NEWS FLASH: Saddam Hussein won the ballot tuesday in Iraq with 100 percent of the vote, according to this article in the New York Times. As the headline yesterday on ABCNews.com said: “U.S. skeptical.”
I should say so! Regular readers — both of you — will recall I reported on this last week and talked about the reasons for holding the referendum now. But what’s most interesting to me, for some odd reason, is that Saddam got 99.96 percent of the vote in 1995, and 100 percent now. Perhaps the war threat from America has rallied Iraqis around their leader?
But a better question is this: What happened to the 0.04 percent — about 3,600 people, according to the Times — who voted “no” in 1995? Were they suicidal or just stupid? No doubt they have paid for their mistake.
Of course this was hardly a free and fair ballot, and I should think that every person on the planet, except maybe those living under the North Korean regime, can see through this sham. But it’s an interesting phenomenon that Saddam feels the need to legitimize his rule of fear.
“With a leader such as this,” asked a Bedouin tribal elder at the end of the Times piece, “how could Iraqis want to say anything but yes?”
Woah. This firery deunciation of Bush comes from Rep. Pete Stark, D-Calif. (He represents Fremont, home of the largest population of Afghanis in the United States, interestingly enough.) His statement is full of red meat for leftists, calling Bush a lightweight National Guardsman in the 1960s, and questioning his tough-guy cred by quoting columnist Molly Ivins: “For an upper-class white boy, Bush comes on way too hard. At a guess, to make up for being an upper-class white boy.”
I’m not one to take away from Mssr. Stark’s statement. I agree with most of it, in that the people who will pick up the $200 billion (estimated) tab for Gulf War II: The Sequel will likely be people like my grandmother who depends on Medicare, but will see it cut to make way for Bush’s tax cut and war costs. Others likely to pay include those who need unemployment insurance, students who don’t get federal money to go to college and any number of natural Democratic constituencies.
And now that the House and Seanate have passed their respective war resolutions, we have politicians like Sen. Tom Daschle, D-S.D., who say things like, “The bottom line is . . . we want to move on.” The impression one gets is that Democrats want to move on to economic issues that play well a month from now, that might give them back the House and cement their hold on the Senate. Understandible, true, but at what cost?

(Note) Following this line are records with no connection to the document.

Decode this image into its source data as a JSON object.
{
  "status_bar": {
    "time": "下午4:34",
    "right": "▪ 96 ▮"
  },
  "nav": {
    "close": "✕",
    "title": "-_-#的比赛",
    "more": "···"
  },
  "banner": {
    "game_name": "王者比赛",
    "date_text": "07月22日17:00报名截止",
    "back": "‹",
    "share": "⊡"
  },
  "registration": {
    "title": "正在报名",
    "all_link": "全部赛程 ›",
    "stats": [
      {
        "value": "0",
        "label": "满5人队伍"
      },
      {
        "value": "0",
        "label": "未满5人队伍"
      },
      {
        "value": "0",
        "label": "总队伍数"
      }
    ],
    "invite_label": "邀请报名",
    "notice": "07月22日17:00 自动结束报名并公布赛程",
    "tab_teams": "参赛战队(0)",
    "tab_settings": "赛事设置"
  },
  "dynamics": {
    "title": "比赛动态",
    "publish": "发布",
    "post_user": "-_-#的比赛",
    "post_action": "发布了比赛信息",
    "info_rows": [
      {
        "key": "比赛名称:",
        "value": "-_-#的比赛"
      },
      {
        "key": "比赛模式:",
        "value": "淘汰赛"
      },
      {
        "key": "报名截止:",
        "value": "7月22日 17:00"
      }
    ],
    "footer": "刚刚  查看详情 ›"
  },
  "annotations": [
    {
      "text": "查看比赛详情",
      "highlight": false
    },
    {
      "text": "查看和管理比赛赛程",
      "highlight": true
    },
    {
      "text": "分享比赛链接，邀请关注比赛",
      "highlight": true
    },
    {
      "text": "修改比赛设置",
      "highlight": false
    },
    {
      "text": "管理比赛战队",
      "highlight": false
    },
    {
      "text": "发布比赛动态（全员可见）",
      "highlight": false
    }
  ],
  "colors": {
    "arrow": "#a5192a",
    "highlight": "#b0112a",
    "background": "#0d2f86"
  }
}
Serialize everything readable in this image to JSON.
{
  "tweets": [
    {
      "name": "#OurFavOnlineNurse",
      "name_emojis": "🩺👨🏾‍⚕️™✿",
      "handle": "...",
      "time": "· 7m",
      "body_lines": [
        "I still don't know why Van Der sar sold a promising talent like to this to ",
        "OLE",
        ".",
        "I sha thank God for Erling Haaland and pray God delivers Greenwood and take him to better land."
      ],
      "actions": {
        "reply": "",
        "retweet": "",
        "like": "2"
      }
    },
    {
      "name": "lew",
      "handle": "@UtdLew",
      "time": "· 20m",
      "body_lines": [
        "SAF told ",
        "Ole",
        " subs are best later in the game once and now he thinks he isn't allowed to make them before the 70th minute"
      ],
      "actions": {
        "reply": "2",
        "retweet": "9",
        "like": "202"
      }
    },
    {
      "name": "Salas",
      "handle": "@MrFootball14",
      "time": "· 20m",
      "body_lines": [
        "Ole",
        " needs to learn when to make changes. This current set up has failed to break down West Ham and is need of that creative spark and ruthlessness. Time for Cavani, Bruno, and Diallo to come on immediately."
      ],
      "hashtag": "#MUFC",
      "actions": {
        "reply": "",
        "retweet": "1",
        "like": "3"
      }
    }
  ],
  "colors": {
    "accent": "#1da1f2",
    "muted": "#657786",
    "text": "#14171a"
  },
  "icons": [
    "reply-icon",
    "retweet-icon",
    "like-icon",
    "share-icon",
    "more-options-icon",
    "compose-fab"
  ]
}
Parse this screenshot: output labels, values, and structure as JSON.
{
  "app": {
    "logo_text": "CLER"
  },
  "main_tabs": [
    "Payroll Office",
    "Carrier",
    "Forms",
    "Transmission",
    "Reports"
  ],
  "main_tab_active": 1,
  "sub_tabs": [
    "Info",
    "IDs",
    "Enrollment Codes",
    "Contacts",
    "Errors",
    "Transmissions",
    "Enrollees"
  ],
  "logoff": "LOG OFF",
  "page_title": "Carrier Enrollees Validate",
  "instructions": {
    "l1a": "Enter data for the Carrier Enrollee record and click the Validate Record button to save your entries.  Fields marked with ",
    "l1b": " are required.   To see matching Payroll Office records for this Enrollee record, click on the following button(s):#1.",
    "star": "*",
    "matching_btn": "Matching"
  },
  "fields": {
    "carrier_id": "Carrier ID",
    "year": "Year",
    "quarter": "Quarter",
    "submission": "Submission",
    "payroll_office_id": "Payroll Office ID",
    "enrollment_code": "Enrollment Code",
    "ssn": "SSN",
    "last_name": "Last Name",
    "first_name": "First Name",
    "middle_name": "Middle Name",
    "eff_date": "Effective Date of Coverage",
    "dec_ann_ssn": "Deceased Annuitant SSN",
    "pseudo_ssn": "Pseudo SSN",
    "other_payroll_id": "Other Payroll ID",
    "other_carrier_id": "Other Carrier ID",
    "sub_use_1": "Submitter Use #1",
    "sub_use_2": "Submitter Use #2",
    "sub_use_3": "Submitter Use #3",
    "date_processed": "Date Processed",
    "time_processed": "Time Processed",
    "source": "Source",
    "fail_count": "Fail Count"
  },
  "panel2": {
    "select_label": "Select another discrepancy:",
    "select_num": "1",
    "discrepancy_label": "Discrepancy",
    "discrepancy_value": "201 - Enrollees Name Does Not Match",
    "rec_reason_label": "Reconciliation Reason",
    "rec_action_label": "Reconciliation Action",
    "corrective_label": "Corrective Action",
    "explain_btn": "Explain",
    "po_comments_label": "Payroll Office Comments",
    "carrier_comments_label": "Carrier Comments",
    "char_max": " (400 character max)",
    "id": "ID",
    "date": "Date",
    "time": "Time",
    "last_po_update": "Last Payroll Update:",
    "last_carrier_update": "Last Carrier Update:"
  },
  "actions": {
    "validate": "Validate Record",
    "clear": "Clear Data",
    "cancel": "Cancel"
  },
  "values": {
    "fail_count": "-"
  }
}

It seems the Democrats were outmaneuvered by Bush & Co. yet again, just as Republicans were constantly outmaneuvered by President Clinton through most of the 1990s. Bush cranked up the war rhetoric from September on, to force an early vote, knowing the Democrats would be forced to either delay the vote, and open themselves up to charges of treason and/or wimpism (the Bush family’s least favorite slur!) or rush the vote and give the president what he wanted in the first place. Of course, this week’s quickie vote on war will come back to haunt the Democrats, when their liberal, anti-war supporters get wooed by the Green Party charging that Democrats and Republicans are but two sides of the same coin. (Nader’s party is active in many close races, potentially threatening Democrats from the left.)
So Mssr. Stark can afford to vote no and denounce Bush on the House floor. He’s in a safe district. The question is, now that he’s got his war on, will Bush’s action leave anywhere safe?
The Hastert-Gephardt proposal (H.J.R 114) passed the House today on a 296-113 vote. The Senate also voted 75-25 to limit debate, meaning its vote on the war resolution could come as early as tomorrow. This is disappointing as the Spratt amendment was a common-sense approach to this whole killin’ Iraqis business. (For a glimpse of alternatives, Here’s a PDF that compares the various House and Senate proposals.)
All of this may be moot, however because sources on Capital Hill are saying that Bush doesn’t want war at all! That come Nov. 5, Bush will suddently start talking about how the United Nations is a useful body after all, and that inspectors will be allowed to do their job. I’m told Bush doesn’t want to be looking at an occupied Iraq two years from now when we have guerilla fighting in Baghdad suburbs, a massive drain on the national economy and a stable oil supply only because United States occupation forces keep Kurds, Shi’ites and Sunni Arabs (not to mention Turkomen and Iranians) from each others’ throats. Add to that a daily trickle of body bags as one or two GIs die every couple of days. That wouldn’t be very fun to run on, would it? Especially since Bush avoided the horrors of a long, drawn out guerilla war once before!
This would be a fascinating example of dog-wagging. At least President Clinton actually tossed some cruise missles around when he was accused of doing it to distract the nation from him “doing it.” In Bush’s case, however war with Iraq will have been talked up, the Middle East destabilized, the UN insulted and our reputation trashed with allies—all for short-term election gains. (Well, not all for short-term gains. No doubt there are plenty of true believers who think that Saddam should be blowed up real good, but trying to divine the influence of people like Karl Rove, Dick Cheney et al., is akin to Kremlinology.) A post-election change in rhetoric would prove the influence of “General Rove.”